I've been writing a lot about air pollution lately because I think it's an important issue that doesn't quite get the attention that it deserves anymore. It was more obviously a problem in the U.S. when huge smog days were frequent (Los Angeles used to be almost permanently hazy). We've made progress on that front, especially compared to many cities in Europe and Asia, but while the problem is not less visible, it still requires urgency because the more we learn about the impacts of air pollution on our health, the worse they appear to be. Every rock we turn reveals a new reason why we must clean up our air sooner rather than later.

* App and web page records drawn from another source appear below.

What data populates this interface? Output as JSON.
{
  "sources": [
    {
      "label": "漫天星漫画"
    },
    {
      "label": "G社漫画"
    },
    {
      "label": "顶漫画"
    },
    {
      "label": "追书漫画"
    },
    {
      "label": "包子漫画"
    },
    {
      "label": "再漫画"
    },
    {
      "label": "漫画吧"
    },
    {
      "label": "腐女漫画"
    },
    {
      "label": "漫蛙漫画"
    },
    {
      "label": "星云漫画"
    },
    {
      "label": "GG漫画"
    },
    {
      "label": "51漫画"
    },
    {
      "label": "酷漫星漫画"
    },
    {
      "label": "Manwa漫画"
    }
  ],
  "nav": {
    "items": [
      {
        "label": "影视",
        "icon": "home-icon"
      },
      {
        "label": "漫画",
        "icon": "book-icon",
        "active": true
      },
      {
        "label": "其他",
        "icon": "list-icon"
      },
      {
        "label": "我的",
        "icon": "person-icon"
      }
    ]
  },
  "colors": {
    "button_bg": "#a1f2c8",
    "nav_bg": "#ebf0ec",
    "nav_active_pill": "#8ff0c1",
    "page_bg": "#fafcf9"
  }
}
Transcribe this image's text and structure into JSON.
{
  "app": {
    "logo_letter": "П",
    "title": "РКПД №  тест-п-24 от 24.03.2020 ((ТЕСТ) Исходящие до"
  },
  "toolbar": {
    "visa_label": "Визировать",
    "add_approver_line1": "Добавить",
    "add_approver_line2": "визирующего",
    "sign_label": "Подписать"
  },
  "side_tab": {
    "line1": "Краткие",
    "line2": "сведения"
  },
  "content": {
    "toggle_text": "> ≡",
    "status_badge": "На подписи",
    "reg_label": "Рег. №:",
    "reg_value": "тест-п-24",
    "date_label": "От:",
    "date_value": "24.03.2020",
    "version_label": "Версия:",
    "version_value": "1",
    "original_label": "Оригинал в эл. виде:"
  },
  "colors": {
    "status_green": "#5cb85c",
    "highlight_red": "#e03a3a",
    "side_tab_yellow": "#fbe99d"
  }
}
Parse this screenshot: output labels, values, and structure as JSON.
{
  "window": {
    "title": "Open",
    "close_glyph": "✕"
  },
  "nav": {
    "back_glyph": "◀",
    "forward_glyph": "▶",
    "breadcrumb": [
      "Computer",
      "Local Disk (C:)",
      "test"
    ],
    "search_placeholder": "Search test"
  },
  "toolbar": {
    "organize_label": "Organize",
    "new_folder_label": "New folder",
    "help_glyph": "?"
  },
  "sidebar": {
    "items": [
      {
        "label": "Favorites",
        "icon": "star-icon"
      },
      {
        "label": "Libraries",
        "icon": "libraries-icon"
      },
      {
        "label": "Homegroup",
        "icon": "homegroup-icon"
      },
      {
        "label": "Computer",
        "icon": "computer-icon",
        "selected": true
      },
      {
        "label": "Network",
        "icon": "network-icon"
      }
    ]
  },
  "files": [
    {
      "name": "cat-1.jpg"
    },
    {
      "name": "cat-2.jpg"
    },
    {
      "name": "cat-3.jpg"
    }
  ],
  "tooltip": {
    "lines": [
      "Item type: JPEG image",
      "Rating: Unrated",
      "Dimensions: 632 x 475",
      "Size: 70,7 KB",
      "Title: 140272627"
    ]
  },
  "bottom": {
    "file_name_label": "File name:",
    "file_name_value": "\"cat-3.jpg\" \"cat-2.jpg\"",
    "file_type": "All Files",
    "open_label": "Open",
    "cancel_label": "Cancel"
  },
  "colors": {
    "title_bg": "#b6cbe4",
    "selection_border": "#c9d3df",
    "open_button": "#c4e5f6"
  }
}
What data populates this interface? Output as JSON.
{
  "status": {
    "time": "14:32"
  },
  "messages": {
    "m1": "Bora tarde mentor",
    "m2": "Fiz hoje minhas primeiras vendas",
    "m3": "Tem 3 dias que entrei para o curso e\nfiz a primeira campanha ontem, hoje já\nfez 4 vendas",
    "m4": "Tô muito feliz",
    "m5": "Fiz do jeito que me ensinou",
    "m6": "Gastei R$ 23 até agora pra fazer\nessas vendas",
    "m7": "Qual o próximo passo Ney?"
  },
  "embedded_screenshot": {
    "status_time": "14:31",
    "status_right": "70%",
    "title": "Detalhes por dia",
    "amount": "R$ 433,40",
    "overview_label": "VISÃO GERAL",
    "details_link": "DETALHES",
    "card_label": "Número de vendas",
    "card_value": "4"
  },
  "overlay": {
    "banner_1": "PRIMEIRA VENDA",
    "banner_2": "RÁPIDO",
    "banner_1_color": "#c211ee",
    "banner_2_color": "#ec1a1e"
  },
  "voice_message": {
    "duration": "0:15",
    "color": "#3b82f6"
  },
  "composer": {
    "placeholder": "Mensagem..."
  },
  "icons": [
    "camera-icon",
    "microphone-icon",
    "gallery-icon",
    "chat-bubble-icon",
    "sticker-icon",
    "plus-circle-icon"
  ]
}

One way to clean things up in urban environments is to move away from burning fossil fuels whenever possible - walking, biking, electric vehicles - and to move to the cleanest fuels when it's not possible. Someday all buses and delivery trucks will probably run on electricity, but in the meantime, replacing diesel with cleaner burning fuels like compressed natural gas, propane, or even better, with biogas from renewable and carbon neutral sources would help improve air quality.
UPS runs one of the largest fleets of trucks in the country, and so they have the perfect "rolling laboratory" to experiment with all kinds of ways to improve fuel efficient, pollutant emissions, etc. So far they have close to 5,500 "alternative fuel" vehicles, with everything from all-electric, hybrid electric, hydraulic hybrid, CNG, LNG, propane, biomethane and light-weight fuel-saving composite body vehicles.
Their latest initiative will have them power a fleet of 400 trucks with what they call renewable natural gas (RNG). It's basically biomethane derived from renewable sources, such as decomposing organic waste in landfills, wastewater treatment plants, and agricultural sources. This methane is not from fossil sources, so when burned it doesn't add net CO2 to the atmosphere. In fact, capturing it and burning it helps because methane is a more powerful greenhouse gas than CO2.
UPS fueling stations in Sacramento, Fresno and Los Angeles will have this RNG and will provide it to both tractors and delivery vehicles beginning this month. The three stations will provide approximately 1.5 million gallon equivalents annually of RNG.
If all goes well, it sounds like UPS could expand its use of RNG to the rest of its natural gas fleet, which has 2,500 vehicles.
The renewable natural gas will be provided by Clean Energy Fuels, a company co-founded by T. Boone Pickens, the oilman who has been investing big in wind power and pushing for natural gas to be used in transportation for a number of years.